◆ **Entries from a dataset of interfaces**:
* * * * * * *

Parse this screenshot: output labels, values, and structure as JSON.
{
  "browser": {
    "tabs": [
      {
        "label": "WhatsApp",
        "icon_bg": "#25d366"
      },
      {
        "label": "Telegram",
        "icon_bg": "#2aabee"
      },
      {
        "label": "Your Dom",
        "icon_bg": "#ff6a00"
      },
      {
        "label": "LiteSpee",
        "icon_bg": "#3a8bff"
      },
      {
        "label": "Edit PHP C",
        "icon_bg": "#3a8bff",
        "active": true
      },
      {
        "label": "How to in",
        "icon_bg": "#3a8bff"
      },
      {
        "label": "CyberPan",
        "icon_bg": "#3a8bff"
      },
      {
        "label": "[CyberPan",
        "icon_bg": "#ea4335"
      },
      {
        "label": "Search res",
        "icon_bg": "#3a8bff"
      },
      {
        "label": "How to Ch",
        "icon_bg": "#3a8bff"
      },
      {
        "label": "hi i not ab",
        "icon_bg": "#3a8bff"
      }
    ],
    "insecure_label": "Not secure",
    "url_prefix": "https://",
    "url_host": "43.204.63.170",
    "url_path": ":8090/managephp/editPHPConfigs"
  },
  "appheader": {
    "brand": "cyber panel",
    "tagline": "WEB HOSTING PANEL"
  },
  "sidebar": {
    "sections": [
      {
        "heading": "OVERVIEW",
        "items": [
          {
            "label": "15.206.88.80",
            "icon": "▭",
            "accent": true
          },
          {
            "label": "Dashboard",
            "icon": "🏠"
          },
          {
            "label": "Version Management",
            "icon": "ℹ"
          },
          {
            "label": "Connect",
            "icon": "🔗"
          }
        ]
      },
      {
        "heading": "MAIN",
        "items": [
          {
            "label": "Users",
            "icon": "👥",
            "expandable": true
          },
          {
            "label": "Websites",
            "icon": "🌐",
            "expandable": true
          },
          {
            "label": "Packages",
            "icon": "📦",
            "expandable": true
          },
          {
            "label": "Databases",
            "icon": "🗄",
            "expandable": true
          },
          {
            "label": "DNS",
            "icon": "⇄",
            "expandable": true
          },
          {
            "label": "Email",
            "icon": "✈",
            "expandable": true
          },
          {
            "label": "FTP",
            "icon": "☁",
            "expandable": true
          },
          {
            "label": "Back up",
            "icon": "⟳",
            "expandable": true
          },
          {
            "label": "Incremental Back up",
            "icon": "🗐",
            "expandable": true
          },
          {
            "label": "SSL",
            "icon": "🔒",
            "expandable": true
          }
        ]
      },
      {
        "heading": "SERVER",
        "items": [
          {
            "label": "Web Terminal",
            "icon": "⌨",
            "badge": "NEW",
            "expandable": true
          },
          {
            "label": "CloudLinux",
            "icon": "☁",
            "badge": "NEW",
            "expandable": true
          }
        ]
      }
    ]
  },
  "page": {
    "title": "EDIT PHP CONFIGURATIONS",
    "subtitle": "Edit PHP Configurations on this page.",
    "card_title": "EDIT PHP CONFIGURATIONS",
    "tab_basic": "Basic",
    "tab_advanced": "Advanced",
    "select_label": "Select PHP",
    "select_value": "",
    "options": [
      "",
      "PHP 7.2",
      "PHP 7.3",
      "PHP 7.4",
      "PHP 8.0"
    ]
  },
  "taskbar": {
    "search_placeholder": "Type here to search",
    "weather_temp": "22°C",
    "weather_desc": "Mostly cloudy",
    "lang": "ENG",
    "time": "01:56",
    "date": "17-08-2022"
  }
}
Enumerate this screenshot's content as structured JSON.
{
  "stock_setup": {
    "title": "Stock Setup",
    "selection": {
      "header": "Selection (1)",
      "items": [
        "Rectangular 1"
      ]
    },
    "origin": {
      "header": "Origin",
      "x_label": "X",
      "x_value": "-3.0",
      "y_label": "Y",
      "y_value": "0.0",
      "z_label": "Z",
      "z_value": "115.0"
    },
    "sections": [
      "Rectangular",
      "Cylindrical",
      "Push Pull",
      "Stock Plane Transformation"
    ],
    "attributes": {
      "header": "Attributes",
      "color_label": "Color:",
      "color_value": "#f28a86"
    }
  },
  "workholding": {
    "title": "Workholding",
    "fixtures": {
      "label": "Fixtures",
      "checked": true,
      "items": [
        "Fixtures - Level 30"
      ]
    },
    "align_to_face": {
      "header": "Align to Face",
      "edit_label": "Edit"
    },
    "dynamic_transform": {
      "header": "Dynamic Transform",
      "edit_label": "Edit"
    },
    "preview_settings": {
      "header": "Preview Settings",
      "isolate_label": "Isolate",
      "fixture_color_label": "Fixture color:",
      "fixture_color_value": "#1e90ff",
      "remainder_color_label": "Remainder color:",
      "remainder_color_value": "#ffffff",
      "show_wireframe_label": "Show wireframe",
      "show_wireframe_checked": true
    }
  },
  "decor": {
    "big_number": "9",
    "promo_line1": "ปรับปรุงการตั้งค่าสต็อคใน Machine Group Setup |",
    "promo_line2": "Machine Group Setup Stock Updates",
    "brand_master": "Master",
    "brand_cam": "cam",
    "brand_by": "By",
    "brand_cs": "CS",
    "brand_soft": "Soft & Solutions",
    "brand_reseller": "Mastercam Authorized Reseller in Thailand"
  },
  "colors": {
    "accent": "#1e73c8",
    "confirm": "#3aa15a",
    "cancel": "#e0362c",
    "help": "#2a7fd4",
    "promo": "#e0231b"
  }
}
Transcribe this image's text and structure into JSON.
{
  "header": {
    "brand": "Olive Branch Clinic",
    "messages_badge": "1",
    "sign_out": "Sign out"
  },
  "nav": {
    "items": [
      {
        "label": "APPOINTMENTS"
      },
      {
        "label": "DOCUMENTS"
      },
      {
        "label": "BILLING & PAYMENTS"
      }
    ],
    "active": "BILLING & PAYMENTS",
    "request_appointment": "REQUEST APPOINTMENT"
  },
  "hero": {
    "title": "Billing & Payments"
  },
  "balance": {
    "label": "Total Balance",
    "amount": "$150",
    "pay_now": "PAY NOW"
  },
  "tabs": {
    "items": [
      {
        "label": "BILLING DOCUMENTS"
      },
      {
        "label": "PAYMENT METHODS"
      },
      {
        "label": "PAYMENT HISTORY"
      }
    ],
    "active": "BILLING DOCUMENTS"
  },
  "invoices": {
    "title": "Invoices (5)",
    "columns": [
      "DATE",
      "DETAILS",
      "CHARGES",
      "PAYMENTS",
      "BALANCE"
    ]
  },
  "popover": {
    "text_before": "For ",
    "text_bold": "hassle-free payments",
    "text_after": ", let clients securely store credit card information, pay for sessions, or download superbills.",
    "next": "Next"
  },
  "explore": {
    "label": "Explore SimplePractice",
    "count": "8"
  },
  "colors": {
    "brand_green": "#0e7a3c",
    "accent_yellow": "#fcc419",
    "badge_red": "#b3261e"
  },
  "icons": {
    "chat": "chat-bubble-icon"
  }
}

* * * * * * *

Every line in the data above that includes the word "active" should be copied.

        "active": true
    "active": "BILLING & PAYMENTS",
    "active": "BILLING DOCUMENTS"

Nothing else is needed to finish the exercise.